Exercise details: Without including the pictures, copy each line below exactly as it reads.

*** Dataset records Section Begins ***

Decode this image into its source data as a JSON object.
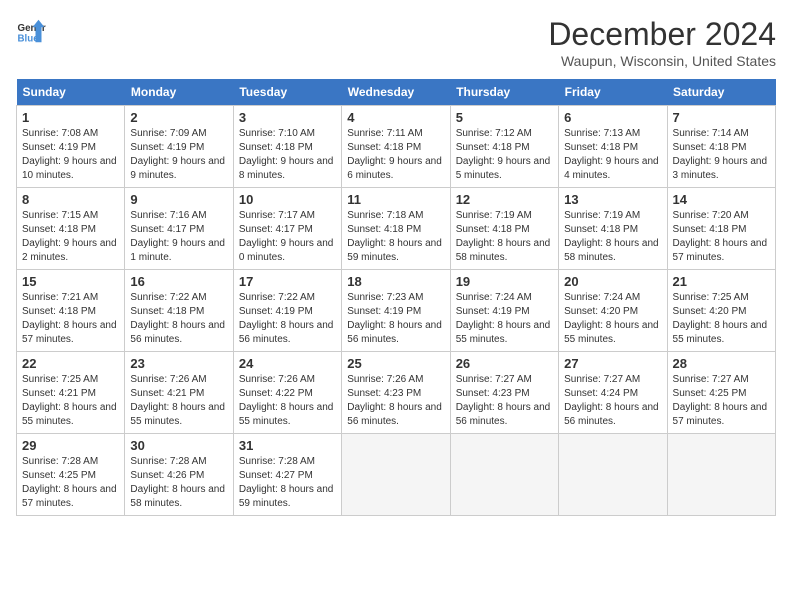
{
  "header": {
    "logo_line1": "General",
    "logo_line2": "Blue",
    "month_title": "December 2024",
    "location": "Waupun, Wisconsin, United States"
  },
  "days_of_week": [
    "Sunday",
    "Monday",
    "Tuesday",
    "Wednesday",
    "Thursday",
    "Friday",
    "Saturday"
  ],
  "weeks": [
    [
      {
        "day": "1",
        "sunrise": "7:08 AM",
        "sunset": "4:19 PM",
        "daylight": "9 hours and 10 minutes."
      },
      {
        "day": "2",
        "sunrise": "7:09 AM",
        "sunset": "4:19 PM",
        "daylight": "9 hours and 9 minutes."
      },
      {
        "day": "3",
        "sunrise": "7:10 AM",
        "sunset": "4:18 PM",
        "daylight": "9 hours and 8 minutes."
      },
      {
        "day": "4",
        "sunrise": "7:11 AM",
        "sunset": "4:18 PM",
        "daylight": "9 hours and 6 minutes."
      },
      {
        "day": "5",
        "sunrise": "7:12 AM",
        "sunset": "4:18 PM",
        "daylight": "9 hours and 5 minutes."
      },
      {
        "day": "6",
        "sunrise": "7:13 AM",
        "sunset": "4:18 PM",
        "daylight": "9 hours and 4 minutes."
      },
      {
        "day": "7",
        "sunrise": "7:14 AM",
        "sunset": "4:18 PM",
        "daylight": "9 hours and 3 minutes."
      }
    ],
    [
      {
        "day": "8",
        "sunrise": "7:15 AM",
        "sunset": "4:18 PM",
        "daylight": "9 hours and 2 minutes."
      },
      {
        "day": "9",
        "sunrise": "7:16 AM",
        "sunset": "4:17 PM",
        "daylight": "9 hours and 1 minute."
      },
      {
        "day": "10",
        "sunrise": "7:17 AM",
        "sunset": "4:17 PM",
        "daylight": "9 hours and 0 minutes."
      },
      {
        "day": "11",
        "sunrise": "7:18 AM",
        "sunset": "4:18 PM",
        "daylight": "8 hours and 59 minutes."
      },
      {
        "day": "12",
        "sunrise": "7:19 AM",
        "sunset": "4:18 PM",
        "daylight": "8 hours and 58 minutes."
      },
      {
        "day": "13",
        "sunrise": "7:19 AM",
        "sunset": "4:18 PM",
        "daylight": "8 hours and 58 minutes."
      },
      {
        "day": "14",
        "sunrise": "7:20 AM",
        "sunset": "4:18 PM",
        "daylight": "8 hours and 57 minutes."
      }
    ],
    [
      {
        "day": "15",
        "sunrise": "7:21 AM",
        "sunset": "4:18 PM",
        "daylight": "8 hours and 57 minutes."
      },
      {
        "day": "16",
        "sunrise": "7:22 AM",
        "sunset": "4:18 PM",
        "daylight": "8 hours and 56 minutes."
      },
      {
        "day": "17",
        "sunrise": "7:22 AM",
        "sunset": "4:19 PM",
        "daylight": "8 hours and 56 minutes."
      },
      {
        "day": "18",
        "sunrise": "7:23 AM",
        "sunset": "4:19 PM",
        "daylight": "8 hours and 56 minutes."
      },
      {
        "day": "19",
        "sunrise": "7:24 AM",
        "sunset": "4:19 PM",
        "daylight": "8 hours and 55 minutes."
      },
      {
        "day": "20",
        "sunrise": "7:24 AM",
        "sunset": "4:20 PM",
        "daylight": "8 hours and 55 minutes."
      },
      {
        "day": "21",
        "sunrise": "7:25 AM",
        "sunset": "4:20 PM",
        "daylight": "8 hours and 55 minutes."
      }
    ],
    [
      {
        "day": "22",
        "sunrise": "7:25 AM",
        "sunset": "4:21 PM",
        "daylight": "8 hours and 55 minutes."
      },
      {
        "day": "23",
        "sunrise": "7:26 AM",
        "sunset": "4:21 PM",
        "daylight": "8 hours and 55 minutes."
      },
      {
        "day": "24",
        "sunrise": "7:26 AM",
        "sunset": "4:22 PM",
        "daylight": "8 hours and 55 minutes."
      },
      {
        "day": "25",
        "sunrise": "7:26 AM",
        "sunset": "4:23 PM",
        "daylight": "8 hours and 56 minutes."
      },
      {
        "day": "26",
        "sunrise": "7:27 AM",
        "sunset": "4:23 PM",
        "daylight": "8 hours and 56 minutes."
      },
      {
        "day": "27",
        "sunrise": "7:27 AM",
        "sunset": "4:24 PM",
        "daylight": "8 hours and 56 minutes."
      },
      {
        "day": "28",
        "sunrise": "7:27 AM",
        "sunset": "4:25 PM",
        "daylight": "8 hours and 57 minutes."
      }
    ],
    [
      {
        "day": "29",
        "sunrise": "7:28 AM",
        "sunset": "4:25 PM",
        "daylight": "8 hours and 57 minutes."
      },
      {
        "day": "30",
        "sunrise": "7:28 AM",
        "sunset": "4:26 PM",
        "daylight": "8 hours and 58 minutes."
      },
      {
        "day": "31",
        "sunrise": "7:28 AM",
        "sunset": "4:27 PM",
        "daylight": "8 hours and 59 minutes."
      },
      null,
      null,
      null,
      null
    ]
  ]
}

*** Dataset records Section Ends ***

Completed exercise:
Decode this image into its source data as a JSON object.
{
  "header": {
    "logo_line1": "General",
    "logo_line2": "Blue",
    "month_title": "December 2024",
    "location": "Waupun, Wisconsin, United States"
  },
  "days_of_week": [
    "Sunday",
    "Monday",
    "Tuesday",
    "Wednesday",
    "Thursday",
    "Friday",
    "Saturday"
  ],
  "weeks": [
    [
      {
        "day": "1",
        "sunrise": "7:08 AM",
        "sunset": "4:19 PM",
        "daylight": "9 hours and 10 minutes."
      },
      {
        "day": "2",
        "sunrise": "7:09 AM",
        "sunset": "4:19 PM",
        "daylight": "9 hours and 9 minutes."
      },
      {
        "day": "3",
        "sunrise": "7:10 AM",
        "sunset": "4:18 PM",
        "daylight": "9 hours and 8 minutes."
      },
      {
        "day": "4",
        "sunrise": "7:11 AM",
        "sunset": "4:18 PM",
        "daylight": "9 hours and 6 minutes."
      },
      {
        "day": "5",
        "sunrise": "7:12 AM",
        "sunset": "4:18 PM",
        "daylight": "9 hours and 5 minutes."
      },
      {
        "day": "6",
        "sunrise": "7:13 AM",
        "sunset": "4:18 PM",
        "daylight": "9 hours and 4 minutes."
      },
      {
        "day": "7",
        "sunrise": "7:14 AM",
        "sunset": "4:18 PM",
        "daylight": "9 hours and 3 minutes."
      }
    ],
    [
      {
        "day": "8",
        "sunrise": "7:15 AM",
        "sunset": "4:18 PM",
        "daylight": "9 hours and 2 minutes."
      },
      {
        "day": "9",
        "sunrise": "7:16 AM",
        "sunset": "4:17 PM",
        "daylight": "9 hours and 1 minute."
      },
      {
        "day": "10",
        "sunrise": "7:17 AM",
        "sunset": "4:17 PM",
        "daylight": "9 hours and 0 minutes."
      },
      {
        "day": "11",
        "sunrise": "7:18 AM",
        "sunset": "4:18 PM",
        "daylight": "8 hours and 59 minutes."
      },
      {
        "day": "12",
        "sunrise": "7:19 AM",
        "sunset": "4:18 PM",
        "daylight": "8 hours and 58 minutes."
      },
      {
        "day": "13",
        "sunrise": "7:19 AM",
        "sunset": "4:18 PM",
        "daylight": "8 hours and 58 minutes."
      },
      {
        "day": "14",
        "sunrise": "7:20 AM",
        "sunset": "4:18 PM",
        "daylight": "8 hours and 57 minutes."
      }
    ],
    [
      {
        "day": "15",
        "sunrise": "7:21 AM",
        "sunset": "4:18 PM",
        "daylight": "8 hours and 57 minutes."
      },
      {
        "day": "16",
        "sunrise": "7:22 AM",
        "sunset": "4:18 PM",
        "daylight": "8 hours and 56 minutes."
      },
      {
        "day": "17",
        "sunrise": "7:22 AM",
        "sunset": "4:19 PM",
        "daylight": "8 hours and 56 minutes."
      },
      {
        "day": "18",
        "sunrise": "7:23 AM",
        "sunset": "4:19 PM",
        "daylight": "8 hours and 56 minutes."
      },
      {
        "day": "19",
        "sunrise": "7:24 AM",
        "sunset": "4:19 PM",
        "daylight": "8 hours and 55 minutes."
      },
      {
        "day": "20",
        "sunrise": "7:24 AM",
        "sunset": "4:20 PM",
        "daylight": "8 hours and 55 minutes."
      },
      {
        "day": "21",
        "sunrise": "7:25 AM",
        "sunset": "4:20 PM",
        "daylight": "8 hours and 55 minutes."
      }
    ],
    [
      {
        "day": "22",
        "sunrise": "7:25 AM",
        "sunset": "4:21 PM",
        "daylight": "8 hours and 55 minutes."
      },
      {
        "day": "23",
        "sunrise": "7:26 AM",
        "sunset": "4:21 PM",
        "daylight": "8 hours and 55 minutes."
      },
      {
        "day": "24",
        "sunrise": "7:26 AM",
        "sunset": "4:22 PM",
        "daylight": "8 hours and 55 minutes."
      },
      {
        "day": "25",
        "sunrise": "7:26 AM",
        "sunset": "4:23 PM",
        "daylight": "8 hours and 56 minutes."
      },
      {
        "day": "26",
        "sunrise": "7:27 AM",
        "sunset": "4:23 PM",
        "daylight": "8 hours and 56 minutes."
      },
      {
        "day": "27",
        "sunrise": "7:27 AM",
        "sunset": "4:24 PM",
        "daylight": "8 hours and 56 minutes."
      },
      {
        "day": "28",
        "sunrise": "7:27 AM",
        "sunset": "4:25 PM",
        "daylight": "8 hours and 57 minutes."
      }
    ],
    [
      {
        "day": "29",
        "sunrise": "7:28 AM",
        "sunset": "4:25 PM",
        "daylight": "8 hours and 57 minutes."
      },
      {
        "day": "30",
        "sunrise": "7:28 AM",
        "sunset": "4:26 PM",
        "daylight": "8 hours and 58 minutes."
      },
      {
        "day": "31",
        "sunrise": "7:28 AM",
        "sunset": "4:27 PM",
        "daylight": "8 hours and 59 minutes."
      },
      null,
      null,
      null,
      null
    ]
  ]
}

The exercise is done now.